YOUR GOAL. From first line to last, the records below are to be duplicated exactly.

#####

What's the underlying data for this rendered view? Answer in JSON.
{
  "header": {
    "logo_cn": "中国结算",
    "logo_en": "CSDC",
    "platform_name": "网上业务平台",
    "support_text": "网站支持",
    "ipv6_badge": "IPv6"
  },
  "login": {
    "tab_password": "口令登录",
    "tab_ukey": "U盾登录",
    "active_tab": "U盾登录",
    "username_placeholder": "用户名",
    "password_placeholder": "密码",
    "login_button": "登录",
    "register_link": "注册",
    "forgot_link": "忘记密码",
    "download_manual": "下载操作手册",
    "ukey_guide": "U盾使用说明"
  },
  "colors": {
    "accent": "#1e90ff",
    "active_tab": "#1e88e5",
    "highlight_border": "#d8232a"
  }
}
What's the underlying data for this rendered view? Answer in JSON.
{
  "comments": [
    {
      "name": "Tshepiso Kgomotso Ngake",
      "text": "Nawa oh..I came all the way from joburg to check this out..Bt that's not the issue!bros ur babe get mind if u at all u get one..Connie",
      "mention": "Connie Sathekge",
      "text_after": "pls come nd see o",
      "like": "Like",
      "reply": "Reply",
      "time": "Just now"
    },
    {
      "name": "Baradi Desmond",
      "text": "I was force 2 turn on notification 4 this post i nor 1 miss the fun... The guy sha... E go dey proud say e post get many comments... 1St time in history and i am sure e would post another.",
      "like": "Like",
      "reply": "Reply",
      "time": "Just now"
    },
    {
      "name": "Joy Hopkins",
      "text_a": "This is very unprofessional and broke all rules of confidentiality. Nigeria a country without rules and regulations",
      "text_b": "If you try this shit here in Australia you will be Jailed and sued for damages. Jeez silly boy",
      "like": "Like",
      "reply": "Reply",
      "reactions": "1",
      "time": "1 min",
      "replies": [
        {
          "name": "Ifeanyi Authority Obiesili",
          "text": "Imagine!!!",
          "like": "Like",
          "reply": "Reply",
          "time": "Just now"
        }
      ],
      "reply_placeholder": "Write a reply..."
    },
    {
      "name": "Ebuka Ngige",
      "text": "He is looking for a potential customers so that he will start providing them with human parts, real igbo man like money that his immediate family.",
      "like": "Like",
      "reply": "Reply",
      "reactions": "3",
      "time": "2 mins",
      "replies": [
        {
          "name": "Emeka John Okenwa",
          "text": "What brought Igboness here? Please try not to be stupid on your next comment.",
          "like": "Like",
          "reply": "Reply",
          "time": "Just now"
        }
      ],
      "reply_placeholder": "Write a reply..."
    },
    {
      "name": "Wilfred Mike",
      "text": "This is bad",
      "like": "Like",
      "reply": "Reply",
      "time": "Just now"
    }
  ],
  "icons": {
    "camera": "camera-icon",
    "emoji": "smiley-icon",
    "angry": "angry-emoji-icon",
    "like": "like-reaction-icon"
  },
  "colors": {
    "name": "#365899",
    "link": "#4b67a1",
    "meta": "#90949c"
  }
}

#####

SOLUTION.
What's the underlying data for this rendered view? Answer in JSON.
{
  "header": {
    "logo_cn": "中国结算",
    "logo_en": "CSDC",
    "platform_name": "网上业务平台",
    "support_text": "网站支持",
    "ipv6_badge": "IPv6"
  },
  "login": {
    "tab_password": "口令登录",
    "tab_ukey": "U盾登录",
    "active_tab": "U盾登录",
    "username_placeholder": "用户名",
    "password_placeholder": "密码",
    "login_button": "登录",
    "register_link": "注册",
    "forgot_link": "忘记密码",
    "download_manual": "下载操作手册",
    "ukey_guide": "U盾使用说明"
  },
  "colors": {
    "accent": "#1e90ff",
    "active_tab": "#1e88e5",
    "highlight_border": "#d8232a"
  }
}
What's the underlying data for this rendered view? Answer in JSON.
{
  "comments": [
    {
      "name": "Tshepiso Kgomotso Ngake",
      "text": "Nawa oh..I came all the way from joburg to check this out..Bt that's not the issue!bros ur babe get mind if u at all u get one..Connie",
      "mention": "Connie Sathekge",
      "text_after": "pls come nd see o",
      "like": "Like",
      "reply": "Reply",
      "time": "Just now"
    },
    {
      "name": "Baradi Desmond",
      "text": "I was force 2 turn on notification 4 this post i nor 1 miss the fun... The guy sha... E go dey proud say e post get many comments... 1St time in history and i am sure e would post another.",
      "like": "Like",
      "reply": "Reply",
      "time": "Just now"
    },
    {
      "name": "Joy Hopkins",
      "text_a": "This is very unprofessional and broke all rules of confidentiality. Nigeria a country without rules and regulations",
      "text_b": "If you try this shit here in Australia you will be Jailed and sued for damages. Jeez silly boy",
      "like": "Like",
      "reply": "Reply",
      "reactions": "1",
      "time": "1 min",
      "replies": [
        {
          "name": "Ifeanyi Authority Obiesili",
          "text": "Imagine!!!",
          "like": "Like",
          "reply": "Reply",
          "time": "Just now"
        }
      ],
      "reply_placeholder": "Write a reply..."
    },
    {
      "name": "Ebuka Ngige",
      "text": "He is looking for a potential customers so that he will start providing them with human parts, real igbo man like money that his immediate family.",
      "like": "Like",
      "reply": "Reply",
      "reactions": "3",
      "time": "2 mins",
      "replies": [
        {
          "name": "Emeka John Okenwa",
          "text": "What brought Igboness here? Please try not to be stupid on your next comment.",
          "like": "Like",
          "reply": "Reply",
          "time": "Just now"
        }
      ],
      "reply_placeholder": "Write a reply..."
    },
    {
      "name": "Wilfred Mike",
      "text": "This is bad",
      "like": "Like",
      "reply": "Reply",
      "time": "Just now"
    }
  ],
  "icons": {
    "camera": "camera-icon",
    "emoji": "smiley-icon",
    "angry": "angry-emoji-icon",
    "like": "like-reaction-icon"
  },
  "colors": {
    "name": "#365899",
    "link": "#4b67a1",
    "meta": "#90949c"
  }
}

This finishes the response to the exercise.